Stolen love is sweet or so it seems until the ‘owner’ catches you red-handed, gets evidence in form of an explicit video and demands money for his silence
Faith Gachobe @wangechigachobe
A sex scandal is one of those issues you would never want to be caught up in. Apart from the embarrassment it causes the individual, there is the undeniable fact that the society begins to look at you differently, especially if you are a public figure or a leader.
However, what if someone is a victim of extortion, as was the alleged case of Kirinyaga Deputy Governor, Peter Ndambiri? The woman in the video has since been identified as the same one in another video that went viral sometime back, this time she had been caught in a compromising situation with an ACK pastor.
Similar to the scenario with the deputy governor, men had stormed in with one of the men claiming to be the woman’s husband. Could it be that the woman who has now been termed a serial extortionist is bringing to the surface a new way people are using to milk money from unsuspecting individuals.
Could it be a case of certain psychological disposition or is it just a matter of moral decadence? Psychologist Anastasia Thiong’o says that it is unlikely that such behaviour has any psychological explanation. According to her, it is either a case of immorality or a severe case of psychiatric problems.

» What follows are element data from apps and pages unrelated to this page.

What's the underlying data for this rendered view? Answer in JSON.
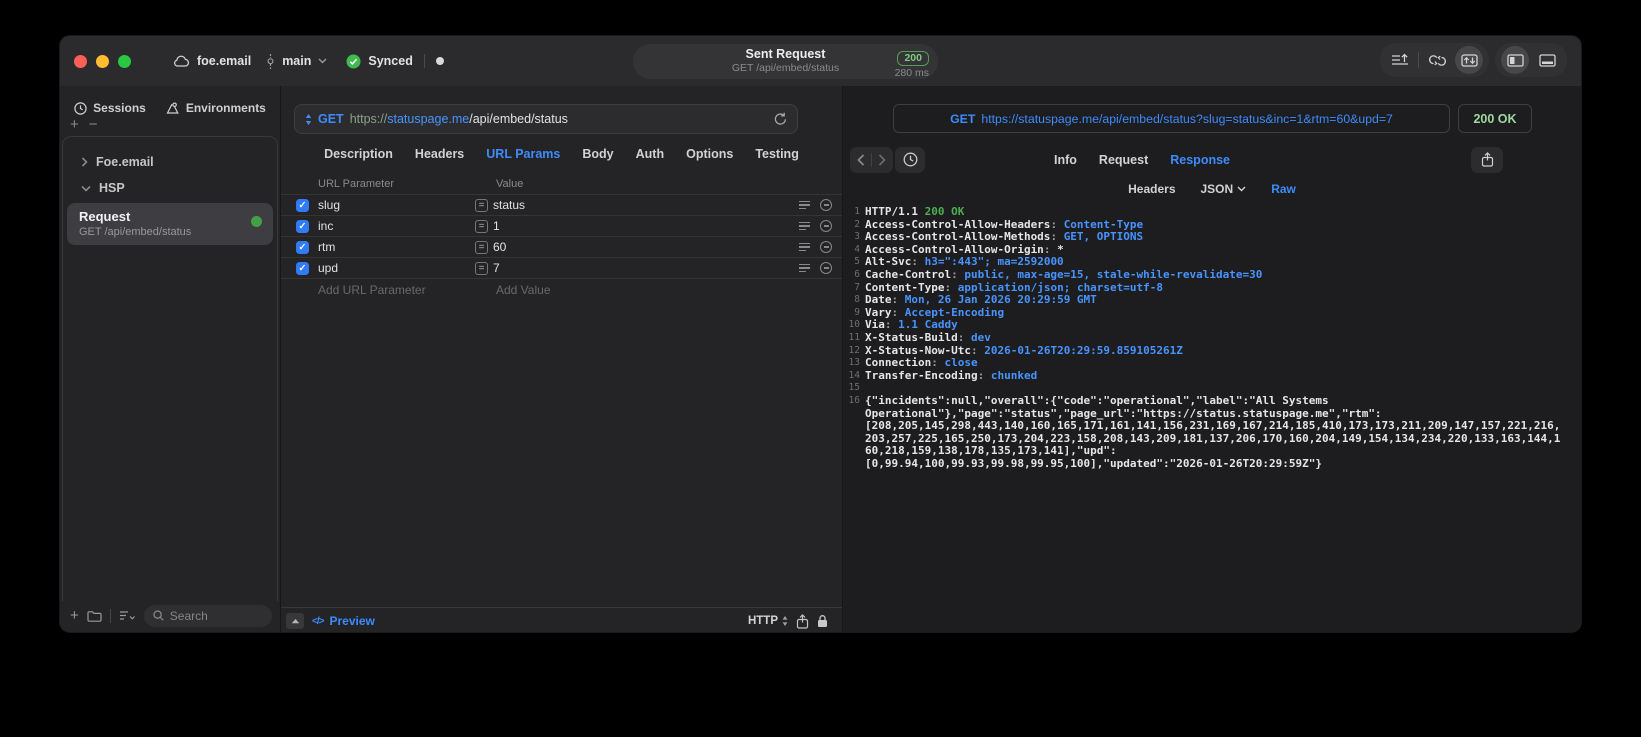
{
  "colors": {
    "accent_blue": "#3d8bfd",
    "url_host_blue": "#4794ff",
    "status_green": "#4cae50",
    "badge_green": "#7ec97e",
    "checkbox_blue": "#2f7cf6",
    "traffic_red": "#ff5f57",
    "traffic_yellow": "#febc2e",
    "traffic_green": "#28c840",
    "request_dot_green": "#43a047"
  },
  "titlebar": {
    "project": "foe.email",
    "branch": "main",
    "sync_status": "Synced",
    "request_title": "Sent Request",
    "request_subtitle": "GET /api/embed/status",
    "status_code": "200",
    "duration": "280 ms"
  },
  "sidebar": {
    "tabs": [
      {
        "label": "Sessions"
      },
      {
        "label": "Environments"
      }
    ],
    "add_label": "+",
    "remove_label": "−",
    "tree": [
      {
        "label": "Foe.email",
        "state": "collapsed"
      },
      {
        "label": "HSP",
        "state": "expanded"
      }
    ],
    "selected_request": {
      "name": "Request",
      "method_path": "GET /api/embed/status"
    },
    "search_placeholder": "Search"
  },
  "request_panel": {
    "method": "GET",
    "url_scheme": "https://",
    "url_host": "statuspage.me",
    "url_path": "/api/embed/status",
    "tabs": [
      "Description",
      "Headers",
      "URL Params",
      "Body",
      "Auth",
      "Options",
      "Testing"
    ],
    "active_tab": "URL Params",
    "param_table": {
      "columns": [
        "URL Parameter",
        "Value"
      ],
      "rows": [
        {
          "name": "slug",
          "value": "status",
          "enabled": true
        },
        {
          "name": "inc",
          "value": "1",
          "enabled": true
        },
        {
          "name": "rtm",
          "value": "60",
          "enabled": true
        },
        {
          "name": "upd",
          "value": "7",
          "enabled": true
        }
      ],
      "add_param_placeholder": "Add URL Parameter",
      "add_value_placeholder": "Add Value"
    },
    "footer": {
      "preview_label": "Preview",
      "code_glyph": "</>",
      "http_label": "HTTP"
    }
  },
  "response_panel": {
    "method": "GET",
    "request_url": "https://statuspage.me/api/embed/status?slug=status&inc=1&rtm=60&upd=7",
    "status": "200 OK",
    "tabs": [
      "Info",
      "Request",
      "Response"
    ],
    "active_tab": "Response",
    "subtabs": [
      {
        "label": "Headers",
        "chevron": false
      },
      {
        "label": "JSON",
        "chevron": true
      },
      {
        "label": "Raw",
        "chevron": false
      }
    ],
    "active_subtab": "Raw",
    "raw_rows": [
      {
        "num": "1",
        "segs": [
          {
            "t": "HTTP/1.1 ",
            "c": "w"
          },
          {
            "t": "200 OK",
            "c": "g"
          }
        ]
      },
      {
        "num": "2",
        "segs": [
          {
            "t": "Access-Control-Allow-Headers",
            "c": "w"
          },
          {
            "t": ": ",
            "c": "p"
          },
          {
            "t": "Content-Type",
            "c": "b"
          }
        ]
      },
      {
        "num": "3",
        "segs": [
          {
            "t": "Access-Control-Allow-Methods",
            "c": "w"
          },
          {
            "t": ": ",
            "c": "p"
          },
          {
            "t": "GET, OPTIONS",
            "c": "b"
          }
        ]
      },
      {
        "num": "4",
        "segs": [
          {
            "t": "Access-Control-Allow-Origin",
            "c": "w"
          },
          {
            "t": ": ",
            "c": "p"
          },
          {
            "t": "*",
            "c": "w"
          }
        ]
      },
      {
        "num": "5",
        "segs": [
          {
            "t": "Alt-Svc",
            "c": "w"
          },
          {
            "t": ": ",
            "c": "p"
          },
          {
            "t": "h3=\":443\"; ma=2592000",
            "c": "b"
          }
        ]
      },
      {
        "num": "6",
        "segs": [
          {
            "t": "Cache-Control",
            "c": "w"
          },
          {
            "t": ": ",
            "c": "p"
          },
          {
            "t": "public, max-age=15, stale-while-revalidate=30",
            "c": "b"
          }
        ]
      },
      {
        "num": "7",
        "segs": [
          {
            "t": "Content-Type",
            "c": "w"
          },
          {
            "t": ": ",
            "c": "p"
          },
          {
            "t": "application/json; charset=utf-8",
            "c": "b"
          }
        ]
      },
      {
        "num": "8",
        "segs": [
          {
            "t": "Date",
            "c": "w"
          },
          {
            "t": ": ",
            "c": "p"
          },
          {
            "t": "Mon, 26 Jan 2026 20:29:59 GMT",
            "c": "b"
          }
        ]
      },
      {
        "num": "9",
        "segs": [
          {
            "t": "Vary",
            "c": "w"
          },
          {
            "t": ": ",
            "c": "p"
          },
          {
            "t": "Accept-Encoding",
            "c": "b"
          }
        ]
      },
      {
        "num": "10",
        "segs": [
          {
            "t": "Via",
            "c": "w"
          },
          {
            "t": ": ",
            "c": "p"
          },
          {
            "t": "1.1 Caddy",
            "c": "b"
          }
        ]
      },
      {
        "num": "11",
        "segs": [
          {
            "t": "X-Status-Build",
            "c": "w"
          },
          {
            "t": ": ",
            "c": "p"
          },
          {
            "t": "dev",
            "c": "b"
          }
        ]
      },
      {
        "num": "12",
        "segs": [
          {
            "t": "X-Status-Now-Utc",
            "c": "w"
          },
          {
            "t": ": ",
            "c": "p"
          },
          {
            "t": "2026-01-26T20:29:59.859105261Z",
            "c": "b"
          }
        ]
      },
      {
        "num": "13",
        "segs": [
          {
            "t": "Connection",
            "c": "w"
          },
          {
            "t": ": ",
            "c": "p"
          },
          {
            "t": "close",
            "c": "b"
          }
        ]
      },
      {
        "num": "14",
        "segs": [
          {
            "t": "Transfer-Encoding",
            "c": "w"
          },
          {
            "t": ": ",
            "c": "p"
          },
          {
            "t": "chunked",
            "c": "b"
          }
        ]
      },
      {
        "num": "15",
        "segs": []
      },
      {
        "num": "16",
        "segs": [
          {
            "t": "{\"incidents\":null,\"overall\":{\"code\":\"operational\",\"label\":\"All Systems",
            "c": "w"
          }
        ]
      },
      {
        "num": "",
        "segs": [
          {
            "t": "Operational\"},\"page\":\"status\",\"page_url\":\"https://status.statuspage.me\",\"rtm\":",
            "c": "w"
          }
        ]
      },
      {
        "num": "",
        "segs": [
          {
            "t": "[208,205,145,298,443,140,160,165,171,161,141,156,231,169,167,214,185,410,173,173,211,209,147,157,221,216,",
            "c": "w"
          }
        ]
      },
      {
        "num": "",
        "segs": [
          {
            "t": "203,257,225,165,250,173,204,223,158,208,143,209,181,137,206,170,160,204,149,154,134,234,220,133,163,144,1",
            "c": "w"
          }
        ]
      },
      {
        "num": "",
        "segs": [
          {
            "t": "60,218,159,138,178,135,173,141],\"upd\":",
            "c": "w"
          }
        ]
      },
      {
        "num": "",
        "segs": [
          {
            "t": "[0,99.94,100,99.93,99.98,99.95,100],\"updated\":\"2026-01-26T20:29:59Z\"}",
            "c": "w"
          }
        ]
      }
    ]
  }
}
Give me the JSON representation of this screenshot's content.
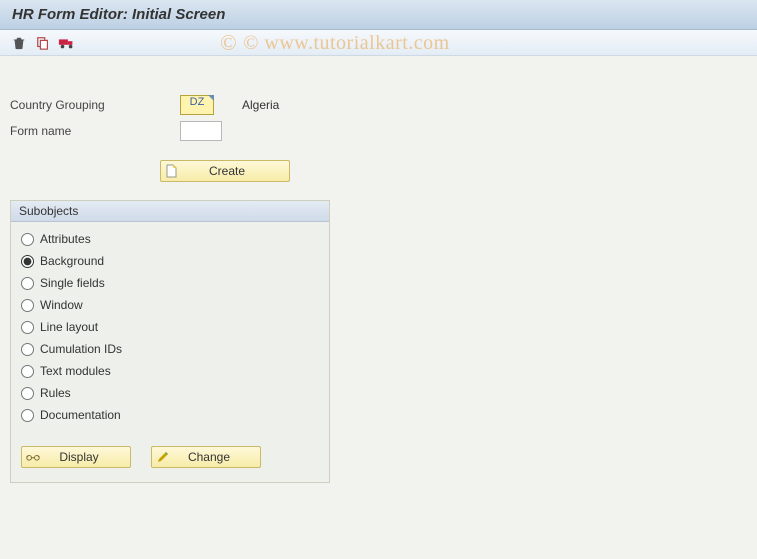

Thiong’o further says that some people tend to have a don’t-care attitude despite the psychological disposition they were brought up. “We have seen children who were brought up by pastors and other religious leaders turn to have queer behaviour.
It is true that some may be running away from the strict up bringing, but some just make a personal and conscious decision to be immoral,” she says.
In some cases, the individual learns to convince her brain to look at certain behaviour as being okay and, therefore, they do not care how their actions impact other people, not even their spouses or children. According to Thing’o, when it comes to making money, some individuals have no boundaries. Sometimes, the influence of the media and social media may result in people turning to odd habits.
“Especially now that people can access whatever information they desire, it becomes easy even for decent people to fall prey to immoral habits. Sometimes it has nothing to do with psychology,” she adds.
For victims of such extortion, Thiong’o says that the shame and fear of stigmatisation associated with sexual offences compound the difficulty of coming forward. When a woman or girl or, in some cases, a boy or man is asked for money in return for deleting the video, more often than not, the victim complies.
“Because of the same kind of shame that rape and other sexual violence victims experience, the victim may fear that revealing what happened will incur the same kind of social stigma. In the kind of society we are in, some victims hold back on reporting to avoid ‘disgracing their families’.
Because such crimes happen in secret, the lack of witnesses makes it even harder to report,” she says. And these predators don’t just target anybody. Most of the time their prey include people who hold high positions and religious leaders who can do anything, so that their reputation remain intact.
Additionally, there is no telling that the criminals will delete the said video or even keep to their word of not making it public. Some may continue using the sex video to blackmail their victims over and over again. “Like in other sex crimes, victims of sexual extortion blame themselves, and that guilt leads to repeated (and successful) attempts by the offender to blackmail,” she adds.
In the case with the deputy governor, the suspects including the woman were arrested. Even if this is not always the case with all victims, Thiong’o advices that looking for red. red flags is key.
“Conduct due diligence. Don’t trust strangers. I know this can be difficult, especially if it is a case of one-night-stand. But if you suspect that the person is not genuine, putting your phone’s voice recorder on standby is also a tip that would help get evidence,” she concludes.